Wednesday, October 13, 2010


When people enter an airport they are funneled through a structured area as they go through the security checkpoint; the queue of humans is cordoned off with stanchions and employees keeping things relatively organized.

Then those same people get to the gate for their flight, and the onus to maintain order is left up to those same people who couldn't be trusted minutes earlier. The waiting area by the gate has a counter behind which the employees make announcements about which group gets to board, and there's a bunch of chairs where the pending passengers sit. Beyond that, there's no structure imposed on the space, so when the staff starts announcing who gets to board, people coming from multiple directions to that point of entry at the gate have to queue up with nothing but the patience of some and the pushiness of others to guide them.

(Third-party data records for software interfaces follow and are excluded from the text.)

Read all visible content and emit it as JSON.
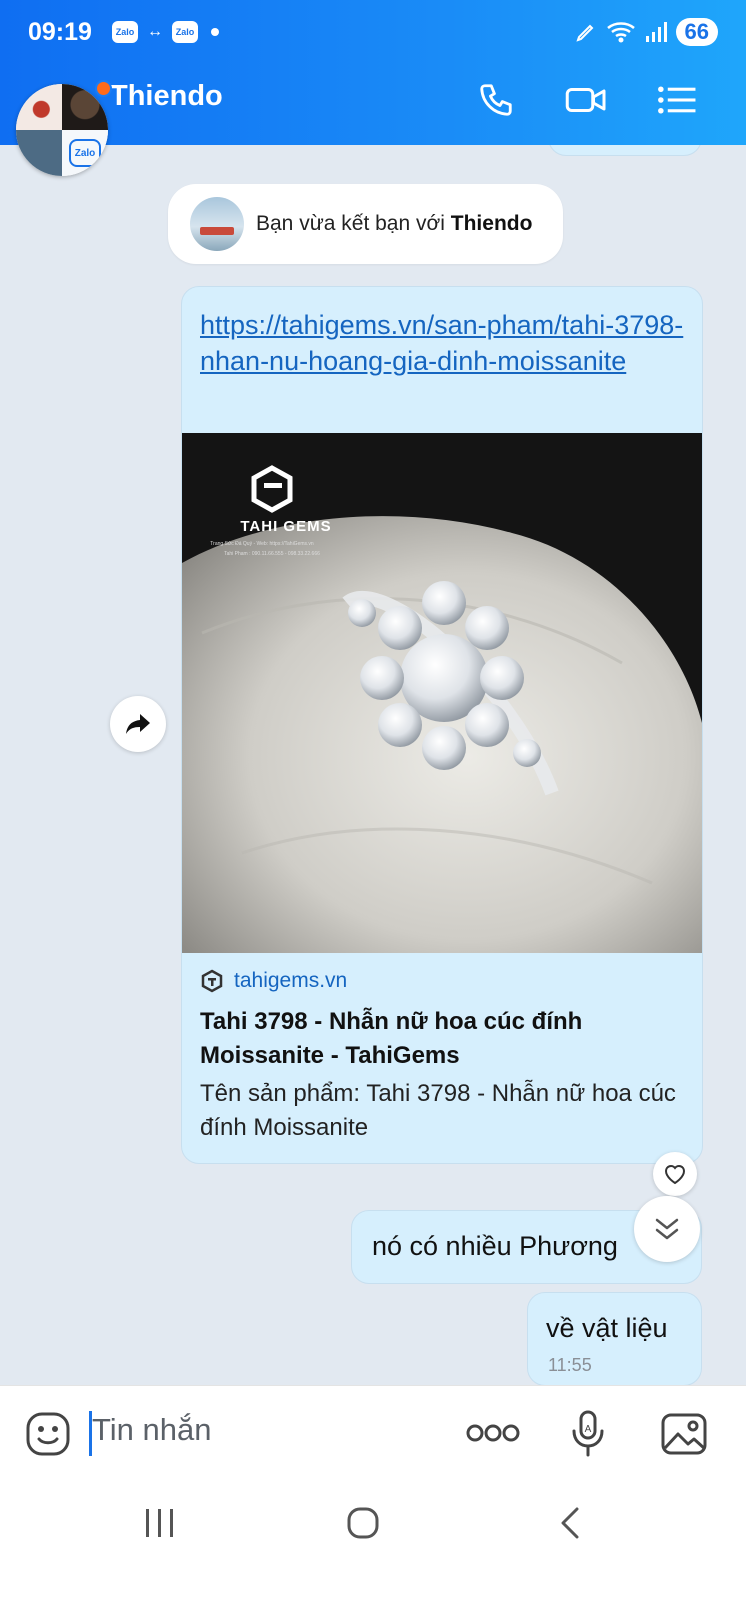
{
  "status_bar": {
    "time": "09:19",
    "app_badge_1": "Zalo",
    "app_badge_2": "Zalo",
    "link_arrows": "↔",
    "battery": "66"
  },
  "header": {
    "contact_name": "Thiendo",
    "avatar_badge": "Zalo",
    "icons": [
      "phone-icon",
      "video-call-icon",
      "menu-icon"
    ],
    "colors": {
      "gradient_start": "#0f6ef2",
      "gradient_end": "#1fa6fb",
      "online_dot": "#ff6b1a"
    }
  },
  "system_note": {
    "prefix": "Bạn vừa kết bạn với",
    "name": "Thiendo"
  },
  "link_message": {
    "url": "https://tahigems.vn/san-pham/tahi-3798-nhan-nu-hoang-gia-dinh-moissanite",
    "image": {
      "brand": "TAHI GEMS",
      "line1": "Trang Sức Đá Quý - Web: https://TahiGems.vn",
      "line2": "Tahi Pham : 090.11.66.555 - 098.33.22.666"
    },
    "preview": {
      "site": "tahigems.vn",
      "title": "Tahi 3798 - Nhẫn nữ hoa cúc đính Moissanite - TahiGems",
      "description": "Tên sản phẩm: Tahi 3798 - Nhẫn nữ hoa cúc đính Moissanite"
    }
  },
  "messages": [
    {
      "text": "nó có nhiều Phương",
      "time": ""
    },
    {
      "text": "về vật liệu",
      "time": "11:55"
    }
  ],
  "input": {
    "placeholder": "Tin nhắn",
    "icons": [
      "emoji-icon",
      "more-icon",
      "voice-icon",
      "image-icon"
    ]
  },
  "nav": [
    "recent-apps-icon",
    "home-icon",
    "back-icon"
  ]
}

However, what may be most befuddling is those who form a perimeter around the area where the line to board forms. The announcement about which group can board is made, and these people who are not in that group stand up and congregate near that spot. While they clearly seek to get on the plane as soon as possible, the way they assemble into an unintentional wall makes it such that they are blocking those who are allowed to board to getting to the gate, and thus only delaying the time it takes for those predecessors to get processed and allow the staff to announce that those on the periphery can do what they impatiently await.

I'm not sure how people go from structurally incapable at security to organizationally empowered at the gate. Clearly airport designers give people too much credit... or not enough.

No, too much.

Bring on the stanchions by the gate! If that doesn't work, we'll move on to an electrified fence...

1 comment:

  1. I just push my way through the knot of idiots in front of the door, using my duffel bag. It's soft so it doesn't hurt them, but it's firm enough to shove them aside. Plus, I don't have to physically touch them. (shudder)


So, what do you think?